* _ASSIGNMENT_
Each record is to be given again precisely as written.
************
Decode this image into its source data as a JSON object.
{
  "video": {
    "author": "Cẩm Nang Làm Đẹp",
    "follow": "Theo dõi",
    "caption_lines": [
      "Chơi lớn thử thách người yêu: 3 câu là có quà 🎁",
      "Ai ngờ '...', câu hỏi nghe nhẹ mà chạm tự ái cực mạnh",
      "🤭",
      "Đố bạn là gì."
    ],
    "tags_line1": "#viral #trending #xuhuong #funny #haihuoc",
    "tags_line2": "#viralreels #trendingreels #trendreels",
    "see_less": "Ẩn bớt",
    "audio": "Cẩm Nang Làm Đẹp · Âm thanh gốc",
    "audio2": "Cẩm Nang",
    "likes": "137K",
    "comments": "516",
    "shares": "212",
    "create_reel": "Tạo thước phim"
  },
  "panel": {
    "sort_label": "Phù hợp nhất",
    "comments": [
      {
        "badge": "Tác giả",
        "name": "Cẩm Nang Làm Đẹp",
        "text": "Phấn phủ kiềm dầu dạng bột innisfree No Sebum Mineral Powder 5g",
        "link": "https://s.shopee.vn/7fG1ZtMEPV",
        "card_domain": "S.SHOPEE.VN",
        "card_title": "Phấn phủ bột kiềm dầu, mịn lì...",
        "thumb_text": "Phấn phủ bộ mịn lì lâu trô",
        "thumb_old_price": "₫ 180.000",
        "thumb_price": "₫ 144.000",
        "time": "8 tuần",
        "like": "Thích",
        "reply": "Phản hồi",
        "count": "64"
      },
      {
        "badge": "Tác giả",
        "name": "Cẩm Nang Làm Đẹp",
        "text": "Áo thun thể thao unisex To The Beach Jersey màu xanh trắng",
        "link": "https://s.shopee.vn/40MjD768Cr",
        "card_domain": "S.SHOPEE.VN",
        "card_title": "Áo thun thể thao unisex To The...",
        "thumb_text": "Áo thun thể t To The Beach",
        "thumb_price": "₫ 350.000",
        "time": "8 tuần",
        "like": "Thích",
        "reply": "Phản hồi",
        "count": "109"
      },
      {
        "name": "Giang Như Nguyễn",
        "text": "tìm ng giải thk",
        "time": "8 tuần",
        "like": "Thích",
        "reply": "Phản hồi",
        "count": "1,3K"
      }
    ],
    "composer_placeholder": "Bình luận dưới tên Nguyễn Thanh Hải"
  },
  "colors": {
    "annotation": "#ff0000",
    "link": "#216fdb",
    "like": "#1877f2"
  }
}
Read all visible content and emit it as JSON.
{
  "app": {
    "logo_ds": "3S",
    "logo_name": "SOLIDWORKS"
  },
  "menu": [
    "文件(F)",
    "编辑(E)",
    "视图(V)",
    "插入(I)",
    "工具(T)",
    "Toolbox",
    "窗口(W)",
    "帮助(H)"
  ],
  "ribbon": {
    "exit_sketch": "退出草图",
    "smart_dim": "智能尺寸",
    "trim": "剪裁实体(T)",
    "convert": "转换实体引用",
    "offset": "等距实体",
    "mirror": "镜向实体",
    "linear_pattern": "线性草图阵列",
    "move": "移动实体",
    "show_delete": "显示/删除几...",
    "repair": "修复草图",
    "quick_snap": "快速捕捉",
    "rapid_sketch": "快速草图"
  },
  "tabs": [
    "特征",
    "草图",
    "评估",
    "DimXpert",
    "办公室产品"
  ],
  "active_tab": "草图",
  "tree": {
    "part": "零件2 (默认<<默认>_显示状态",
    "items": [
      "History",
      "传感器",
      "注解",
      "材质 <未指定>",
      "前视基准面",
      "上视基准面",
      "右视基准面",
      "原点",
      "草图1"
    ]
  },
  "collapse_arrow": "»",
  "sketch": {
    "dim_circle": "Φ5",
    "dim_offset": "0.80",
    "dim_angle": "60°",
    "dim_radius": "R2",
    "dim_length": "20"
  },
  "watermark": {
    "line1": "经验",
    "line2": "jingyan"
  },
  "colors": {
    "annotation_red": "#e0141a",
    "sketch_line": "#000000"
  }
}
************
* _YOUR SOLUTION_
Decode this image into its source data as a JSON object.
{
  "video": {
    "author": "Cẩm Nang Làm Đẹp",
    "follow": "Theo dõi",
    "caption_lines": [
      "Chơi lớn thử thách người yêu: 3 câu là có quà 🎁",
      "Ai ngờ '...', câu hỏi nghe nhẹ mà chạm tự ái cực mạnh",
      "🤭",
      "Đố bạn là gì."
    ],
    "tags_line1": "#viral #trending #xuhuong #funny #haihuoc",
    "tags_line2": "#viralreels #trendingreels #trendreels",
    "see_less": "Ẩn bớt",
    "audio": "Cẩm Nang Làm Đẹp · Âm thanh gốc",
    "audio2": "Cẩm Nang",
    "likes": "137K",
    "comments": "516",
    "shares": "212",
    "create_reel": "Tạo thước phim"
  },
  "panel": {
    "sort_label": "Phù hợp nhất",
    "comments": [
      {
        "badge": "Tác giả",
        "name": "Cẩm Nang Làm Đẹp",
        "text": "Phấn phủ kiềm dầu dạng bột innisfree No Sebum Mineral Powder 5g",
        "link": "https://s.shopee.vn/7fG1ZtMEPV",
        "card_domain": "S.SHOPEE.VN",
        "card_title": "Phấn phủ bột kiềm dầu, mịn lì...",
        "thumb_text": "Phấn phủ bộ mịn lì lâu trô",
        "thumb_old_price": "₫ 180.000",
        "thumb_price": "₫ 144.000",
        "time": "8 tuần",
        "like": "Thích",
        "reply": "Phản hồi",
        "count": "64"
      },
      {
        "badge": "Tác giả",
        "name": "Cẩm Nang Làm Đẹp",
        "text": "Áo thun thể thao unisex To The Beach Jersey màu xanh trắng",
        "link": "https://s.shopee.vn/40MjD768Cr",
        "card_domain": "S.SHOPEE.VN",
        "card_title": "Áo thun thể thao unisex To The...",
        "thumb_text": "Áo thun thể t To The Beach",
        "thumb_price": "₫ 350.000",
        "time": "8 tuần",
        "like": "Thích",
        "reply": "Phản hồi",
        "count": "109"
      },
      {
        "name": "Giang Như Nguyễn",
        "text": "tìm ng giải thk",
        "time": "8 tuần",
        "like": "Thích",
        "reply": "Phản hồi",
        "count": "1,3K"
      }
    ],
    "composer_placeholder": "Bình luận dưới tên Nguyễn Thanh Hải"
  },
  "colors": {
    "annotation": "#ff0000",
    "link": "#216fdb",
    "like": "#1877f2"
  }
}
Read all visible content and emit it as JSON.
{
  "app": {
    "logo_ds": "3S",
    "logo_name": "SOLIDWORKS"
  },
  "menu": [
    "文件(F)",
    "编辑(E)",
    "视图(V)",
    "插入(I)",
    "工具(T)",
    "Toolbox",
    "窗口(W)",
    "帮助(H)"
  ],
  "ribbon": {
    "exit_sketch": "退出草图",
    "smart_dim": "智能尺寸",
    "trim": "剪裁实体(T)",
    "convert": "转换实体引用",
    "offset": "等距实体",
    "mirror": "镜向实体",
    "linear_pattern": "线性草图阵列",
    "move": "移动实体",
    "show_delete": "显示/删除几...",
    "repair": "修复草图",
    "quick_snap": "快速捕捉",
    "rapid_sketch": "快速草图"
  },
  "tabs": [
    "特征",
    "草图",
    "评估",
    "DimXpert",
    "办公室产品"
  ],
  "active_tab": "草图",
  "tree": {
    "part": "零件2 (默认<<默认>_显示状态",
    "items": [
      "History",
      "传感器",
      "注解",
      "材质 <未指定>",
      "前视基准面",
      "上视基准面",
      "右视基准面",
      "原点",
      "草图1"
    ]
  },
  "collapse_arrow": "»",
  "sketch": {
    "dim_circle": "Φ5",
    "dim_offset": "0.80",
    "dim_angle": "60°",
    "dim_radius": "R2",
    "dim_length": "20"
  },
  "watermark": {
    "line1": "经验",
    "line2": "jingyan"
  },
  "colors": {
    "annotation_red": "#e0141a",
    "sketch_line": "#000000"
  }
}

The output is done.